[WORK ORDER] What is the number of lines in the entries that contain "hinta"? Reply with that number only.

[RECORDS FOR THIS TASK]
────────────────────

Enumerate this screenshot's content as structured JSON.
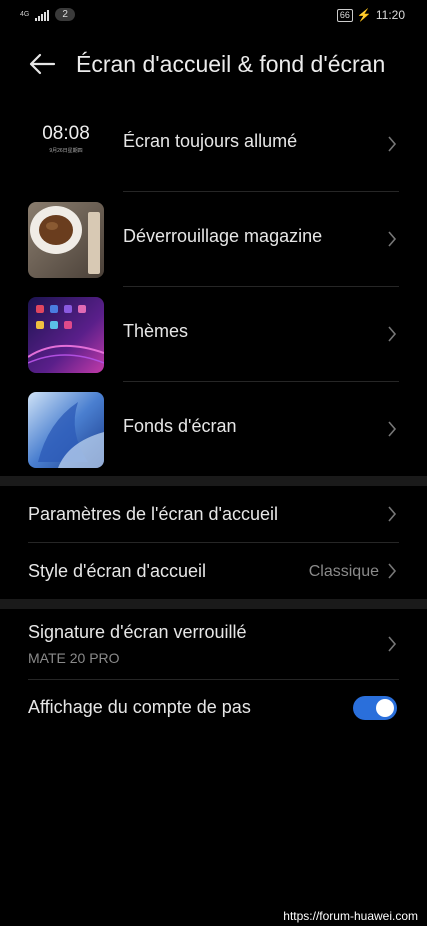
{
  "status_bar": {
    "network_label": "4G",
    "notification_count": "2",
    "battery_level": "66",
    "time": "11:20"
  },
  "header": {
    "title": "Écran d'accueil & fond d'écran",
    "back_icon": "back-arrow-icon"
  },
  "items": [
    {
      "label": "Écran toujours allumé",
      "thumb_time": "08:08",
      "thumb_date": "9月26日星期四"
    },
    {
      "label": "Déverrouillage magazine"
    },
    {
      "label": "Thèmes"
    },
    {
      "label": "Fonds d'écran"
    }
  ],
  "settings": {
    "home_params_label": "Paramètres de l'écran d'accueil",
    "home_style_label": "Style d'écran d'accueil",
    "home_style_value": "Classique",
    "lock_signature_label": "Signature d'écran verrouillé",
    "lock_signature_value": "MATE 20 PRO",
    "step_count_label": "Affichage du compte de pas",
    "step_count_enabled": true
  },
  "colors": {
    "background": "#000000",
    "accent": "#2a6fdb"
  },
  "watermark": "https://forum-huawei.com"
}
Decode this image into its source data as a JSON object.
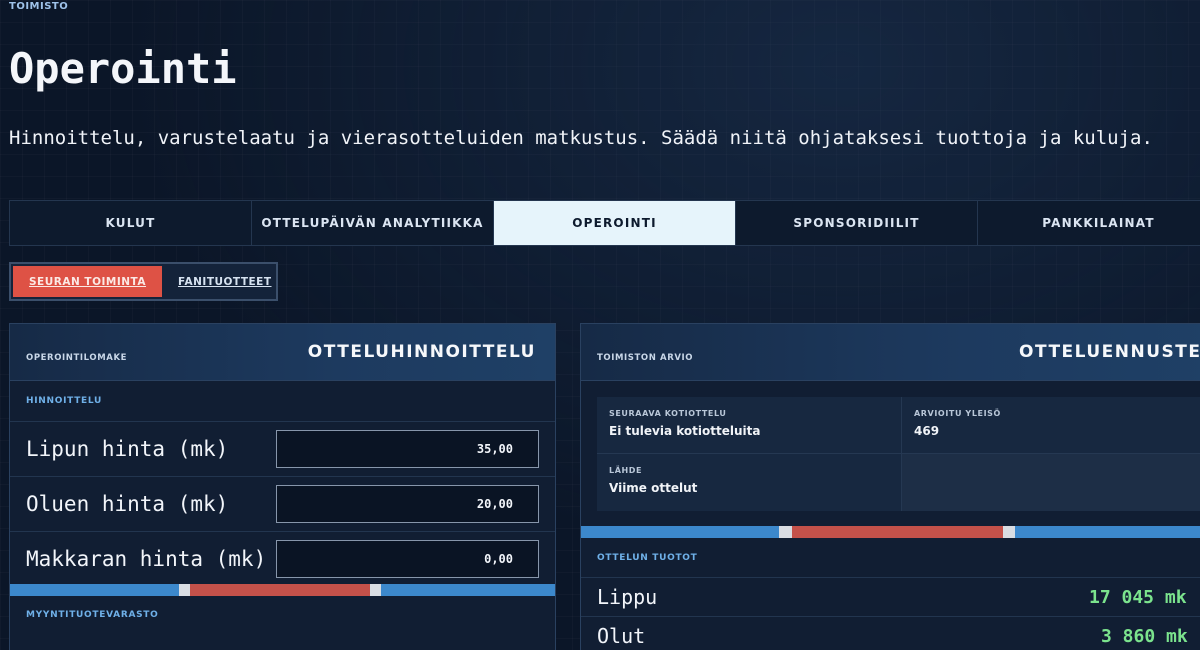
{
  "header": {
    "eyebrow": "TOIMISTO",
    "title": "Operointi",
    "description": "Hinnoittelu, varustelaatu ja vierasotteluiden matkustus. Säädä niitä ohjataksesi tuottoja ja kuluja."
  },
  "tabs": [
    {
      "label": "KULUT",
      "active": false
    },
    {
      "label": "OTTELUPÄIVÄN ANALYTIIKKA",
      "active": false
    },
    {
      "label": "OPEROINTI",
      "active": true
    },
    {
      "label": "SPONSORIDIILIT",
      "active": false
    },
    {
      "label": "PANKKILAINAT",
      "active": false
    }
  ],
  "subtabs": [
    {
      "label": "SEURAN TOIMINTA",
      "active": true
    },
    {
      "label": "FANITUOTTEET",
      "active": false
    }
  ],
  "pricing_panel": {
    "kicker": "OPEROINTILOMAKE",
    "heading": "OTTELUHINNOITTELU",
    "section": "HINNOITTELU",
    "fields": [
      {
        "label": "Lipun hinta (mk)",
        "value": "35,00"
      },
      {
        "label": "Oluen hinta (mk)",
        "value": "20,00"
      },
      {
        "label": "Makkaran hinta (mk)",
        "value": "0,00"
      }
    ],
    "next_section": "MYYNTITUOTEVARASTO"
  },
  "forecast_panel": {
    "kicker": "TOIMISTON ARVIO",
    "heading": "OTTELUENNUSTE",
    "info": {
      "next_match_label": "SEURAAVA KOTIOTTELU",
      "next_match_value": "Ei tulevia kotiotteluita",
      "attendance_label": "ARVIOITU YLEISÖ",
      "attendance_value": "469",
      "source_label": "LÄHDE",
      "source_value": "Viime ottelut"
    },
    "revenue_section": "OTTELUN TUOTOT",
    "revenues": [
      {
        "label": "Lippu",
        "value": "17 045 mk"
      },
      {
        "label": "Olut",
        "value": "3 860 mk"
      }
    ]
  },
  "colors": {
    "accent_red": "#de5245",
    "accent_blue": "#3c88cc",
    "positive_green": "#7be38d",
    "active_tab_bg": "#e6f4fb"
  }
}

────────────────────

[TASK ANSWER] 3